homes. Technically, the film probably qualifies as meeting the technical
criteria of boycott -- not because it was directed by an Israeli filmmaker,
but because it received Israeli state funding. Yet all concerned have
decided that this film should be seen by Toronto audiences, especially Jews
and Palestinians -- a strategic, specific choice, and one that has
triggered many productive discussions.
I'm sorry I can't feel the same way about your Tel Aviv spotlight. Despite
this past month of emails and meetings, many questions remain for me about
its origins, its funding, its programming, its sponsors. You say it was
initiated in November 2008... but then why would Gissen seem to be claiming
it as part of his campaign four months earlier? You've told me that TIFF
isn't officially a part of Brand Israel -- okay -- but why haven't you
clarified this publicly? Why are only Jewish Israeli filmmakers included?
Why are there no voices from the refugee camps and Gaza (or Toronto for
that matter), where Tel Aviv's displaced Palestinians now live? Why only
big budget Israeli state-funded features -- why not a program of
shorts/docs/indie works by underground Israeli and Palestinian artists? Why
is TIFF accepting and/or encouraging the support of the Israeli government
and consulate, a direct flaunting of the boycott, with filmmaker plane
tickets, receptions, parties and evidently the Mayor of Tel Aviv opening
the spotlight? Why does this feel like a propaganda campaign?
This decision was very tough. For thirty years, TIFF has been my film
school and my community, an annual immersion in the best of world cinema.
You've helped rewrite the canon through your pioneering support of new
voices and difficult ideas, of avant-garde visions and global stories.
You've opened many doors and many minds, and made me think critically and
politically about cinema, about how film can speak out and make a
difference. In particular, you've been extraordinarily supportive of my own
work, often presenting the hometown premieres of my films to your legendary
audiences. You are three of the smartest, sharpest, skillful and most
thoughtful festival heads anywhere -- this isn't hyperbole, with all of you
I speak from two decades worth of friendship and deep respect -- which
makes this all the more inexplicable and troubling.
What eventually determined my decision to pull out was the subject of
Covered itself. It's a doc about the 2008 Sarajevo Queer Festival, which
was cancelled due to brutal anti-gay violence. The film focuses on the
bravery of the organizers and their supporters, and equally, on the
ostriches, on those who remained silent, who refused to speak out: most
notoriously, the Sarajevo International Film Festival and the Canadian
Ambassador in Sarajevo.
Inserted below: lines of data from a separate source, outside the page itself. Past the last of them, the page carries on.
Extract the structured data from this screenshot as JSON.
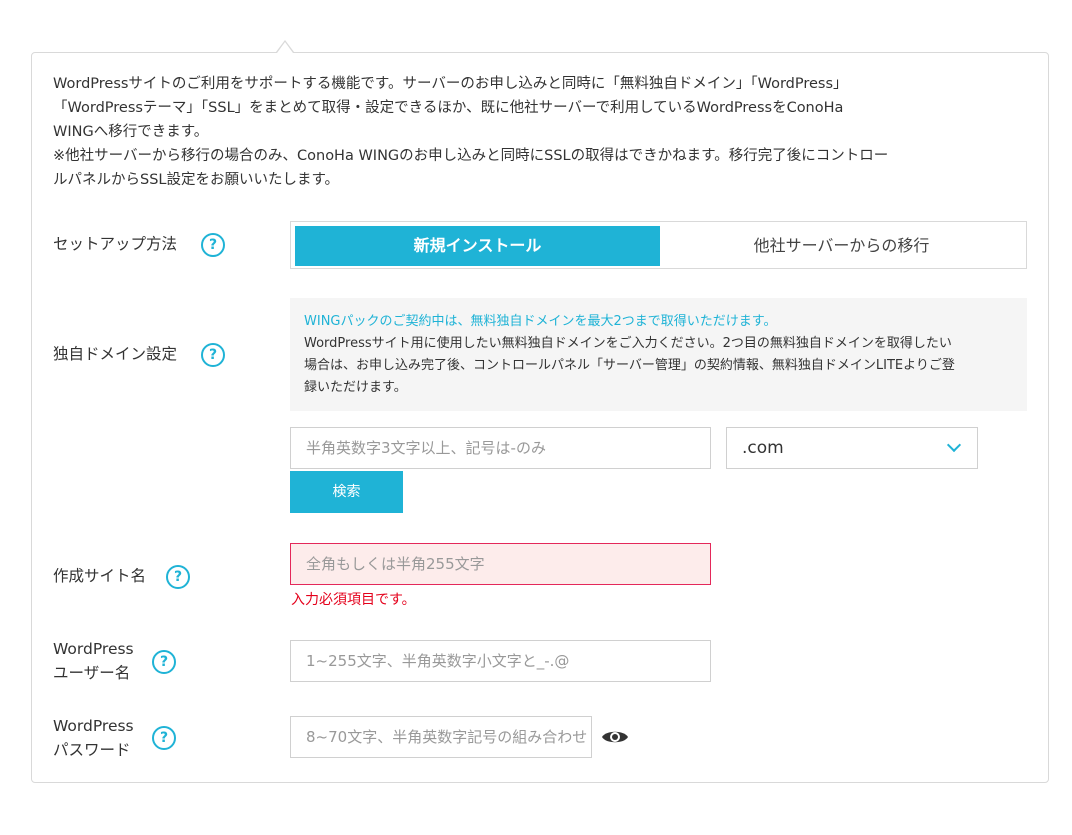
{
  "description": {
    "lines": [
      "WordPressサイトのご利用をサポートする機能です。サーバーのお申し込みと同時に「無料独自ドメイン」「WordPress」",
      "「WordPressテーマ」「SSL」をまとめて取得・設定できるほか、既に他社サーバーで利用しているWordPressをConoHa",
      "WINGへ移行できます。",
      "※他社サーバーから移行の場合のみ、ConoHa WINGのお申し込みと同時にSSLの取得はできかねます。移行完了後にコントロー",
      "ルパネルからSSL設定をお願いいたします。"
    ]
  },
  "help_glyph": "?",
  "setup": {
    "label": "セットアップ方法",
    "options": [
      "新規インストール",
      "他社サーバーからの移行"
    ],
    "selected": "新規インストール"
  },
  "domain": {
    "label": "独自ドメイン設定",
    "info_lead": "WINGパックのご契約中は、無料独自ドメインを最大2つまで取得いただけます。",
    "info_body_lines": [
      "WordPressサイト用に使用したい無料独自ドメインをご入力ください。2つ目の無料独自ドメインを取得したい",
      "場合は、お申し込み完了後、コントロールパネル「サーバー管理」の契約情報、無料独自ドメインLITEよりご登",
      "録いただけます。"
    ],
    "input_placeholder": "半角英数字3文字以上、記号は-のみ",
    "tld_value": ".com",
    "search_button": "検索"
  },
  "site_name": {
    "label": "作成サイト名",
    "placeholder": "全角もしくは半角255文字",
    "error": "入力必須項目です。"
  },
  "wp_user": {
    "label_line1": "WordPress",
    "label_line2": "ユーザー名",
    "placeholder": "1~255文字、半角英数字小文字と_-.@"
  },
  "wp_pass": {
    "label_line1": "WordPress",
    "label_line2": "パスワード",
    "placeholder": "8~70文字、半角英数字記号の組み合わせ"
  },
  "colors": {
    "accent": "#1fb3d6",
    "error": "#e4001b",
    "error_border": "#e4285a"
  },
  "icons": {
    "help": "question-circle-icon",
    "show_password": "eye-icon",
    "dropdown": "chevron-down-icon"
  }
}
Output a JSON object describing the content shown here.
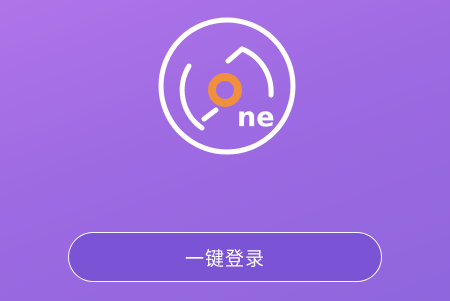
{
  "logo": {
    "text": "ne",
    "icon": "one-logo-icon",
    "ring_color": "#ffffff",
    "accent_color": "#f0903f"
  },
  "login_button": {
    "label": "一键登录"
  },
  "colors": {
    "background_top": "#b074e8",
    "background_bottom": "#8f66dd",
    "button_fill": "#7a54d4"
  }
}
To stand in judgment of these ostriches before a
TIFF audience, but then say nothing about this Tel Aviv spotlight --
finally, I realized that that was a brand I couldn't stomach.
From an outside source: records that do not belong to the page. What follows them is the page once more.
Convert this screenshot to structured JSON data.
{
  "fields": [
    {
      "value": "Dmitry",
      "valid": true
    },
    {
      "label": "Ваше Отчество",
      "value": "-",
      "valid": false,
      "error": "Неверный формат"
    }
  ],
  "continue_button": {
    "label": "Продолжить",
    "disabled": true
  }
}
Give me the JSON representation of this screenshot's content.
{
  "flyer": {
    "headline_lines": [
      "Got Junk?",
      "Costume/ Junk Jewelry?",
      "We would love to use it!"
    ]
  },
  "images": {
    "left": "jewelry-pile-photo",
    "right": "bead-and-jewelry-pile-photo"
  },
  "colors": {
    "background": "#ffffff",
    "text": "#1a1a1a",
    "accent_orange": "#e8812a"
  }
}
For the duration of TIFF, I've posted Covered at:www.vimeo.com/greyzone
Rebel Youth is looking for hitchhiking stories, and also experiences with the challenges faced by women, trans people, hitchhickers facing ...
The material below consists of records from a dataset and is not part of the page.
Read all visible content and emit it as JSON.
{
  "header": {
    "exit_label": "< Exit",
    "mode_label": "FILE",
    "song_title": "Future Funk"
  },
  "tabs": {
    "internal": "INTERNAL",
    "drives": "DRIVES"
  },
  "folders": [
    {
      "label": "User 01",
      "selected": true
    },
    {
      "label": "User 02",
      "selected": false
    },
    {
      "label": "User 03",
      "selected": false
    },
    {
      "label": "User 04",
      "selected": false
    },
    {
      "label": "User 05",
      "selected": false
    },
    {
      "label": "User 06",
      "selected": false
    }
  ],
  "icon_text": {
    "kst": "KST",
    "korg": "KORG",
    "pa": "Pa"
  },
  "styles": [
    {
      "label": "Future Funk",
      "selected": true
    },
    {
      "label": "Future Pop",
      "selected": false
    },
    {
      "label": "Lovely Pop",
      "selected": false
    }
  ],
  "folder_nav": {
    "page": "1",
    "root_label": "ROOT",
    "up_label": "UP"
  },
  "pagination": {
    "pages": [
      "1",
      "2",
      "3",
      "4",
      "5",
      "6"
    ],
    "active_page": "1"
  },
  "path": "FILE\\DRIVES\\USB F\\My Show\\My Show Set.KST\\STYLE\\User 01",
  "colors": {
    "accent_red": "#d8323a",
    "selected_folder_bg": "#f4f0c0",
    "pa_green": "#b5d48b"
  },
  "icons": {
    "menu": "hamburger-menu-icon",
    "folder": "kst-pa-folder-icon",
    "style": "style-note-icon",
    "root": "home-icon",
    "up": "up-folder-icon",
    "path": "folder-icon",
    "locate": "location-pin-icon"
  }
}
The real abuse taking place in Cuba is the crippling and inhumane American blockade Rob Miller The Guardian, Thursday 26 November 2009 Yo...
J. Boyden Yesterday, January 18 th , was the 24 th anniversary of the death of Renato Guttuso. Renato Guttuso (1911-1987) was a com...
Jay Watts In 1995, a report issued as part of the Royal Commission on Aboriginal Peoples called suicide “one of the most urgent problems ...
World Federation of Democratic Youth (WFDY) would like to express its deepest condolences and sympathy to all those affected by the mu...
This article is part of an seven-part series of short quotes Rebel Youth is issuing about class struggle, revolution, civil-war, and par...
A very important meeting for labour and social movements is taking place from August 21-24th in Ottawa. The People’s Social Forum (PS...
Rebel Youth presents an interview with University of British Columbia student activist Kelly Gerlings Interview by Rozhin Emadi RY:...
Drew Garvie The Trudeau government has been elected at a time of economic crisis globally, where capital internationally is on the of...
Ajit Singh A couple weeks ago, a Palestinian child was beheaded by the "moderate rebels" in Syria, created, funded, and backe...